The tech giant Apple has made some huge improvements to the Apple Watch user experience over the past few years. The device has become significantly faster and has been overhauled to make it much more intuitive and easier to use. The recent Apple watches have some great solid features with increased fitness and health tracking proficiencies, while also having the LTE connectivity feature.
This has caused the sales of Apple Watch to skyrocket over the past years. Having said that, there is one feature that Apple lovers have been patiently waiting for to be added: A support for third-party watch faces. Although the concept of Apple’s new wearables featuring the support of third-party watch faces creates an incredible amount of enthusiasm, it has never really materialized.
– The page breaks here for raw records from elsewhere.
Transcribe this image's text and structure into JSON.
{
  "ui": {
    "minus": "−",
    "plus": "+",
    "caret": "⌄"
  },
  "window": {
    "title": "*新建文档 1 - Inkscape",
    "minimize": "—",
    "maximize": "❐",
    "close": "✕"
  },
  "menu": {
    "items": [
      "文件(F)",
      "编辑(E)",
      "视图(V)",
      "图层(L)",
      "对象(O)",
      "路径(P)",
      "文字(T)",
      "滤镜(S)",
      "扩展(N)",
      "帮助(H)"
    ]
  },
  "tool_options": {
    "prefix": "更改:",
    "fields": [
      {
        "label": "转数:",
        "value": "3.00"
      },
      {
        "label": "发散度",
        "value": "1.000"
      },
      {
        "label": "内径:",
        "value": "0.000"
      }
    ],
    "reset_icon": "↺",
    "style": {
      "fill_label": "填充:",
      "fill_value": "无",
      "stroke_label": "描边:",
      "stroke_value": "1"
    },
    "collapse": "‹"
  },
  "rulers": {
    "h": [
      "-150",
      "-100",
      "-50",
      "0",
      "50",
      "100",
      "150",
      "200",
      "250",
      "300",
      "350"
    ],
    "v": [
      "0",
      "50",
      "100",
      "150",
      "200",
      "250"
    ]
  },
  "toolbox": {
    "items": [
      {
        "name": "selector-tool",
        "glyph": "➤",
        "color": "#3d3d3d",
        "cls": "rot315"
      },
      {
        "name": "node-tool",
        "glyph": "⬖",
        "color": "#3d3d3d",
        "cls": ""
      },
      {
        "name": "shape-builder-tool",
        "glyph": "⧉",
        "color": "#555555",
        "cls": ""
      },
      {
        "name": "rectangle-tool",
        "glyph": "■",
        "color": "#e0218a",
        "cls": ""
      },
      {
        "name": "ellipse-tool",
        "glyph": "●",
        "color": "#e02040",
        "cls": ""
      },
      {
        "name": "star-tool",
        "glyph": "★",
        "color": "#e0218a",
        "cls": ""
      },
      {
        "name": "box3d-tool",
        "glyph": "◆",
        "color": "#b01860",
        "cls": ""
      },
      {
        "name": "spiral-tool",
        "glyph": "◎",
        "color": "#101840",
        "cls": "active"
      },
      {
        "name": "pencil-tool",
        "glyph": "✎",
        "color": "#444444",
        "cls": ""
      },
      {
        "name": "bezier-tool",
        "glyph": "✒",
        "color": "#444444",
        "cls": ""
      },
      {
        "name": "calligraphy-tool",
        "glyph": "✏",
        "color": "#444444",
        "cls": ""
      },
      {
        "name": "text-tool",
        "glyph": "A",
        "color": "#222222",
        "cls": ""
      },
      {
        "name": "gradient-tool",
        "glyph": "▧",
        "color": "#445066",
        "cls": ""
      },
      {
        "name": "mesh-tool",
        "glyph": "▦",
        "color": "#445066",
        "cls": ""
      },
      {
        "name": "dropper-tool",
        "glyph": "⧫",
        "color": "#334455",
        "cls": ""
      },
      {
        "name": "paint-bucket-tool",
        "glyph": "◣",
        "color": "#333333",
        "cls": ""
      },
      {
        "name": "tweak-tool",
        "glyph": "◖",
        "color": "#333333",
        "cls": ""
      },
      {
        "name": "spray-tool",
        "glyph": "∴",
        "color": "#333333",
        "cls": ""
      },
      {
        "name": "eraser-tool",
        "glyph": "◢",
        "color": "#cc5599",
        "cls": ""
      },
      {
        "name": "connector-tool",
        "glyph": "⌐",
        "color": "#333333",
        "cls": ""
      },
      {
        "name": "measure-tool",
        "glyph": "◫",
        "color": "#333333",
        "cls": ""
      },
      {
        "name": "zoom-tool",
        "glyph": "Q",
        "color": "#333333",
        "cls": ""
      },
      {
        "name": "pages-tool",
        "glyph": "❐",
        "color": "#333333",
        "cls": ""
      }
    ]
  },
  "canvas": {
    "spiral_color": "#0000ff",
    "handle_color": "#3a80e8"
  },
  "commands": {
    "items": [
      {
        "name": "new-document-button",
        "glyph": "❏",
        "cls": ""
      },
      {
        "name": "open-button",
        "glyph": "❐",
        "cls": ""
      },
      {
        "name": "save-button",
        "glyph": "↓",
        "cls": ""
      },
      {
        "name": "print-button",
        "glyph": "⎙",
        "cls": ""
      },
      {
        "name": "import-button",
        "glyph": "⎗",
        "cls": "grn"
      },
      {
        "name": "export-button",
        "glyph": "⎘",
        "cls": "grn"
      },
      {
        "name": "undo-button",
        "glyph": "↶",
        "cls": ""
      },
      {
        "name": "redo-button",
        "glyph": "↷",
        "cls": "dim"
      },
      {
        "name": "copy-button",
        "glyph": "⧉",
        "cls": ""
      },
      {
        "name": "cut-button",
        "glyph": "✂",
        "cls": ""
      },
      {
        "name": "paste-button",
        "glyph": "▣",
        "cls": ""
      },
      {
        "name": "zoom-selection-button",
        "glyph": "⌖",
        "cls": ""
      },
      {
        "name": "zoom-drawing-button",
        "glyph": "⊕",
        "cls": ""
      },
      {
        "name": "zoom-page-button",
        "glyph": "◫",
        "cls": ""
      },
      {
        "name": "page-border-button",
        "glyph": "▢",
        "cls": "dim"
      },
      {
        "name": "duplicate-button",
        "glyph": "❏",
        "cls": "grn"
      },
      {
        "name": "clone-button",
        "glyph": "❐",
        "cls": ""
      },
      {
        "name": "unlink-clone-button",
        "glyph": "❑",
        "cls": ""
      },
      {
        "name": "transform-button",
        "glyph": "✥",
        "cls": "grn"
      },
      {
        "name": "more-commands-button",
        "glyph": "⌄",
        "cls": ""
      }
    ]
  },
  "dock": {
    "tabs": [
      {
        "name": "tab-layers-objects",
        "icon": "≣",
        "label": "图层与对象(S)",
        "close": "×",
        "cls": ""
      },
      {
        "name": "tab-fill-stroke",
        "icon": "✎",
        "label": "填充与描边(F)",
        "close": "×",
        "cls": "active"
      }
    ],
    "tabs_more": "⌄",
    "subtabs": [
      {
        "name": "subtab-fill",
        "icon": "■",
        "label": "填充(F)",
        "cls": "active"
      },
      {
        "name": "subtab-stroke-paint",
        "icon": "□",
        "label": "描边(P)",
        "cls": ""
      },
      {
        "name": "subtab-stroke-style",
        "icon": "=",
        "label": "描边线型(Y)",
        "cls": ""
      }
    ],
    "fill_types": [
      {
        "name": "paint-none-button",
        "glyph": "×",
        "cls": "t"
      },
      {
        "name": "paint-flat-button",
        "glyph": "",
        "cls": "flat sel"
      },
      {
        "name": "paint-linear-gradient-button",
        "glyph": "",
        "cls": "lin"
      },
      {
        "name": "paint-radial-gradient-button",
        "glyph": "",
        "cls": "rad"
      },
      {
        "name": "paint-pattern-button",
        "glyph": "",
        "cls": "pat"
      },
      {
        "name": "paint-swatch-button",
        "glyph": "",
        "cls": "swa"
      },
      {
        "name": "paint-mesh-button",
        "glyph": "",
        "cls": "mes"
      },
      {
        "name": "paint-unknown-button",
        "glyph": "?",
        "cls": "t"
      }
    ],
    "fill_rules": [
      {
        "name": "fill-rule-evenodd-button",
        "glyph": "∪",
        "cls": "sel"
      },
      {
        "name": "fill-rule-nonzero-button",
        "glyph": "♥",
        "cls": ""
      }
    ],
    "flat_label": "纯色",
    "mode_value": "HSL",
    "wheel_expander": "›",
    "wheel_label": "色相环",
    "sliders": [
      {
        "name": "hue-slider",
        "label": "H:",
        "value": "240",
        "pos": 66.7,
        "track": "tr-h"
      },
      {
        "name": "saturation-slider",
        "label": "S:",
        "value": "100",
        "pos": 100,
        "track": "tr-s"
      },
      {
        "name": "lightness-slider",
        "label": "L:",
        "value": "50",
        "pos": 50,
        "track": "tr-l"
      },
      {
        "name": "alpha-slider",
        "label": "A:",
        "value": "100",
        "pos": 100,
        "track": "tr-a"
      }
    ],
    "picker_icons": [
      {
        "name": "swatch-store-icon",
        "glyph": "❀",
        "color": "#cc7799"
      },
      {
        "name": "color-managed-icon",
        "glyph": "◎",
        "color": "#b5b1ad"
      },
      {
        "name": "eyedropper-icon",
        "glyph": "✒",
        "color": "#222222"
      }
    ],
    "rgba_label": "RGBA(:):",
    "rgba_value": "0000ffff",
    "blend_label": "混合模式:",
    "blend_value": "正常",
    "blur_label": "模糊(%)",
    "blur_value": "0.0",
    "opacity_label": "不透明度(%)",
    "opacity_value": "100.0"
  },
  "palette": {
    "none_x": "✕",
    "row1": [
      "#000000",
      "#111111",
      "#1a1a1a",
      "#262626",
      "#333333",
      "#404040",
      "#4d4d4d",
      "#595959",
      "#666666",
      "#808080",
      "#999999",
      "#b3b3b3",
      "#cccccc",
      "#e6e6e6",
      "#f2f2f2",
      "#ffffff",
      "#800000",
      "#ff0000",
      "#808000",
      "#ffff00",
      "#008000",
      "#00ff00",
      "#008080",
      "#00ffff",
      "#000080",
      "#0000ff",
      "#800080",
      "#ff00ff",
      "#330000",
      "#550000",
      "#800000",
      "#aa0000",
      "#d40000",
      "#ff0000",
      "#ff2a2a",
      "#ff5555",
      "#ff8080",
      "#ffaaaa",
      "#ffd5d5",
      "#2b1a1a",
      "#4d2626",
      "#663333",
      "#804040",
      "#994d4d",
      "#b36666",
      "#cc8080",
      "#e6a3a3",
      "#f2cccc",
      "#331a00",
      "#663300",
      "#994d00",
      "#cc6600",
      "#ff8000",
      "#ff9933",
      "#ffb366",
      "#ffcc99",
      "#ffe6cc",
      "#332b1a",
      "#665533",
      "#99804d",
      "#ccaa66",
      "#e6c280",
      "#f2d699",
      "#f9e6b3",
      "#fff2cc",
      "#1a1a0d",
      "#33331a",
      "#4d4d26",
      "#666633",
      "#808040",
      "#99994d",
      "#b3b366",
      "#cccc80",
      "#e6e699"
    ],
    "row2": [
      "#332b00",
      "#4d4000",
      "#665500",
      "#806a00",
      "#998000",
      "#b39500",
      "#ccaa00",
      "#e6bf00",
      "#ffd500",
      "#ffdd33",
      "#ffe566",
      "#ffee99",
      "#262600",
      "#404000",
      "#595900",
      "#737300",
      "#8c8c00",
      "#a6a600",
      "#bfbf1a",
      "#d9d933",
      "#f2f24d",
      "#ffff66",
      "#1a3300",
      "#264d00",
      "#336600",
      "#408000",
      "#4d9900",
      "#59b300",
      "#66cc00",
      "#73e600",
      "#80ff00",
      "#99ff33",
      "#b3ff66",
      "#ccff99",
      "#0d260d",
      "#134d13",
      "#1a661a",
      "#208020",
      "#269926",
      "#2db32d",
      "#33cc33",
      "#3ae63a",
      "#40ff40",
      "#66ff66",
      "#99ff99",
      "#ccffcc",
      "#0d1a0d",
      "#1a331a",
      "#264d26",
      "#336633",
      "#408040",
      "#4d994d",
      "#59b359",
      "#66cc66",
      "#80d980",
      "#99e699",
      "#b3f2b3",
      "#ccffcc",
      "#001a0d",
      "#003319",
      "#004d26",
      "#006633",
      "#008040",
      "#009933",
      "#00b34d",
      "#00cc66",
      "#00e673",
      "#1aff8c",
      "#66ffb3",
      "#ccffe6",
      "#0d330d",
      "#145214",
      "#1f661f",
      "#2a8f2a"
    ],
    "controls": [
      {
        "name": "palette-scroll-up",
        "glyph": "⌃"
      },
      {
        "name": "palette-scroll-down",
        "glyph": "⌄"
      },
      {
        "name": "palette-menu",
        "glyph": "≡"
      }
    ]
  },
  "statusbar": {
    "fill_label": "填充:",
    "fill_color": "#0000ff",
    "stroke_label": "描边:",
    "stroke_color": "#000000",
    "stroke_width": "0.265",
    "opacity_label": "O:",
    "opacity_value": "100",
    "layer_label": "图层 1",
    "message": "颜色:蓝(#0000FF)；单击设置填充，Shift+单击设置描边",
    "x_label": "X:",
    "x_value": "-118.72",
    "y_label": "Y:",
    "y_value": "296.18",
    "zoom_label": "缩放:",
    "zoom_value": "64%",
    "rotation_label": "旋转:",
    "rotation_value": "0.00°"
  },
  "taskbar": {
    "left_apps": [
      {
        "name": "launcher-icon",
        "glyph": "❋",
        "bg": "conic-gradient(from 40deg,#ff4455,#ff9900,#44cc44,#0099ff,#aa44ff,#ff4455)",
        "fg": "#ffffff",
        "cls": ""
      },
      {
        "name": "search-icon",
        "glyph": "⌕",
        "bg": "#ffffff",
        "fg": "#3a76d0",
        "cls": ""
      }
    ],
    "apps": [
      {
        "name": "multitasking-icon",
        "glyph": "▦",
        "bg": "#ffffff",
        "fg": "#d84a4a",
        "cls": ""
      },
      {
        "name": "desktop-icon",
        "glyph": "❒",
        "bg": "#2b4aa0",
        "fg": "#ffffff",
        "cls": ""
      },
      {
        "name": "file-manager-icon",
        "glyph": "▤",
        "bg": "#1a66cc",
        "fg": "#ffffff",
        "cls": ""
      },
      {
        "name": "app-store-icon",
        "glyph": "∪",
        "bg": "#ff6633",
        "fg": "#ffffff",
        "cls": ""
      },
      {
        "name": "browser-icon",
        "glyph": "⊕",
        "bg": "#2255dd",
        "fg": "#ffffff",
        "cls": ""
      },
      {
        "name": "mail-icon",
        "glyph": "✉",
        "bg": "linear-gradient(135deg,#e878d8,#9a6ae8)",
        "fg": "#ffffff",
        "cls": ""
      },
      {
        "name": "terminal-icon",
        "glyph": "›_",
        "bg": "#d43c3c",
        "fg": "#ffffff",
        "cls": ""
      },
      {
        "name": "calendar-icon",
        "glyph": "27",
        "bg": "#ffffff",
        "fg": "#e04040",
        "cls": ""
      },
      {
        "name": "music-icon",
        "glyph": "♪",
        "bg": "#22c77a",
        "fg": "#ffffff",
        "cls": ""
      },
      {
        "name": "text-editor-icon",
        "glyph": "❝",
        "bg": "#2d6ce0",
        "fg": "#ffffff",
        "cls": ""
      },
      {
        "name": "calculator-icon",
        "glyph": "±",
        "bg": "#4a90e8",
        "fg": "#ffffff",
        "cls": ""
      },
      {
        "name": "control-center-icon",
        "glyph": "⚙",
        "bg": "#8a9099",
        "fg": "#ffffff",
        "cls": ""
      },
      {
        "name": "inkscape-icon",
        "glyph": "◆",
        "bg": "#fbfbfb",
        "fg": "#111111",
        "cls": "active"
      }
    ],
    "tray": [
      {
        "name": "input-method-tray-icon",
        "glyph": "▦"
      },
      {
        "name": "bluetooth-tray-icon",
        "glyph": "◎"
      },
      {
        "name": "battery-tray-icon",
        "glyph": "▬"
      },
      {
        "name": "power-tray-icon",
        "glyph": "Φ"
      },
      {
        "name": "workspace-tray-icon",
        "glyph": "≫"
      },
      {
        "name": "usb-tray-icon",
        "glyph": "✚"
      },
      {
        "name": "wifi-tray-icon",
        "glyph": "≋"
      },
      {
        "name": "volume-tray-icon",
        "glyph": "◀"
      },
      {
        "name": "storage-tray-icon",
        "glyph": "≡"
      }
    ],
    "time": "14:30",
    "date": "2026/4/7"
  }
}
The latest rumour states that Apple might be planning to incorporate this feature sooner than later. A developer of an online blog found data strings in the latest watch OS 4.3.1 beta, which showed a message within the beta’s NanoTimeKit framework that read, “This is where the 3rd party face configuration would happen”. While this isn’t a concrete promise, it certainly is convincing evidence.
Unlike Wear OS, Watch OS has never supported a third-party watch face. One of the benefits of having a smartwatch is that you can change the face whenever you like, but up until now the only choices have been the ones made by Apple. Although some of those watch faces are very nice indeed, letting other developers in would no doubt see a great variety in the number of watch faces.
Although Apple hasn’t yet said anything about the change, the WWDC Developer’s Conference in June is a good bet for an announcement on the next version of WatchOS.
As the Watch OS shows, letting third-party developers make their own watch faces would lead to a lot of average designs as well as a lot of great ones, but given Apple’s control freak nature, it will definitely put some kind of screening, like it does with full apps.
Additionally, Apple stopped accepting updates for Watch OS1 applications along with warning the macOS users and developers last summer that 32-bit apps would be disabled in a post-Sierra update.
Also, with Google coming up with its own wearable platform and cheaper alternatives like the Fitbit, Apple must be feeling the pressure to stay on top of its game.